I'm still debating on what laser multi-function to go with, but Brother is definitely on the list. I just wish it were easier to get a better sense of the capabilities of different printers online - HP manuals cover several different models and don't make it super clear which features belong to which, and Brother's website doesn't give me a clear idea of how they work. The scanning feature is what I am most concerned about, and seems like the hardest thing to get information on.

PirateDentist posted:

If someone wants to print occasional photos, use a printing service, they'll look better and be worth the savings in $50 cartridges and just pure frustration.
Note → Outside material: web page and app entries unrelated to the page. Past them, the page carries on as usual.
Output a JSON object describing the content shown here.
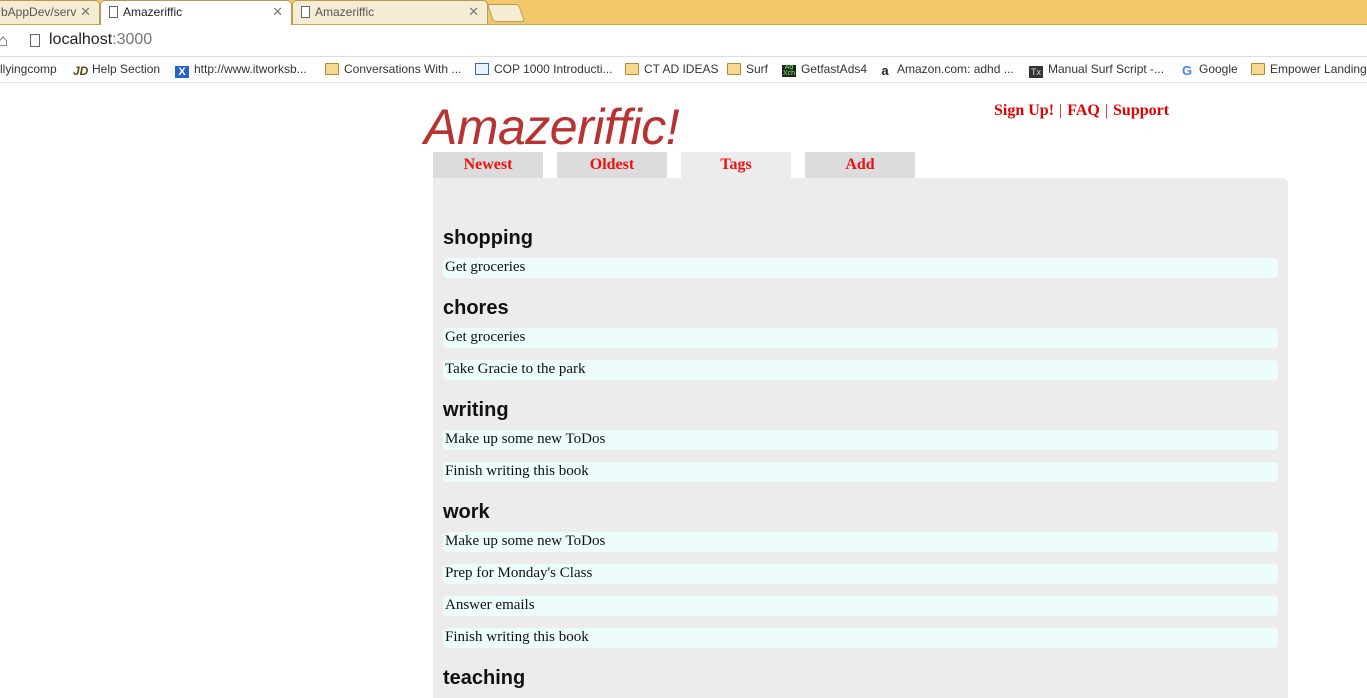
{
  "browser": {
    "tabs": [
      {
        "title": "bAppDev/serv"
      },
      {
        "title": "Amazeriffic"
      },
      {
        "title": "Amazeriffic"
      }
    ],
    "url_host": "localhost",
    "url_port": ":3000",
    "bookmarks": [
      "llyingcomp",
      "Help Section",
      "http://www.itworksb...",
      "Conversations With ...",
      "COP 1000 Introducti...",
      "CT AD IDEAS",
      "Surf",
      "GetfastAds4",
      "Amazon.com: adhd ...",
      "Manual Surf Script -...",
      "Google",
      "Empower Landing"
    ]
  },
  "page": {
    "title": "Amazeriffic!",
    "links": {
      "signup": "Sign Up!",
      "faq": "FAQ",
      "support": "Support",
      "separator": "|"
    },
    "tabs": [
      {
        "label": "Newest"
      },
      {
        "label": "Oldest"
      },
      {
        "label": "Tags"
      },
      {
        "label": "Add"
      }
    ],
    "tags": [
      {
        "name": "shopping",
        "todos": [
          "Get groceries"
        ]
      },
      {
        "name": "chores",
        "todos": [
          "Get groceries",
          "Take Gracie to the park"
        ]
      },
      {
        "name": "writing",
        "todos": [
          "Make up some new ToDos",
          "Finish writing this book"
        ]
      },
      {
        "name": "work",
        "todos": [
          "Make up some new ToDos",
          "Prep for Monday's Class",
          "Answer emails",
          "Finish writing this book"
        ]
      },
      {
        "name": "teaching",
        "todos": []
      }
    ]
  }
}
Walmart charges almost the same amount to print glossy 4x6 as Lexmark says the average color page costs to print, not even counting the cost of photo paper, and you'll never have to deal with cleaning printheads.

Photos are the only place I feel an inkjet belongs, and really only if you're pretty serious about photography as a hobby. I've owned a couple photo printers over the years, and if you are making poster-sized prints then having your own printer is good. My last photo printer was a Canon that easily matched or surpassed the 11x17 prints I had printed by a local camera store. But I spent a lot of time doing photography and almost never printed anything smaller than 8.5x11.

One of these days I'm going to get a nice camera again, and at that point might be looking at another photo printer, but certainly not before.

Peachfart
Jan 21, 2017



The answer is always: if you need a printer, buy a Brother laser. If you want color... Then still buy a Brother laser, you don't need it that badly. Okay, you really want color? Are you willing to spend at least 500 bucks? Consider buying a color laser but they are big and pricey. Oh, you want to print photos? Buy an inkjet and prepare to spend ungodly amounts of money on ink.

Adbot
ADBOT LOVES YOU

CaptainSarcastic
Jul 6, 2013

HAIL SATAN


Peachfart posted:

The answer is always: if you need a printer, buy a Brother laser. If you want color... Then still buy a Brother laser, you don't need it that badly. Okay, you really want color? Are you willing to spend at least 500 bucks? Consider buying a color laser but they are big and pricey. Oh, you want to print photos? Buy an inkjet and prepare to spend ungodly amounts of money on ink.

I'm not sure I made it clear, but part of what I was trying to get across is that I think of photo printers as entirely separate and distinct from other printers. It's not that you get a printer that can print photos, it's that you get a printer that only prints photos.

  • 1
  • 2
  • 3
  • 4
  • 5
  • Post
  • Reply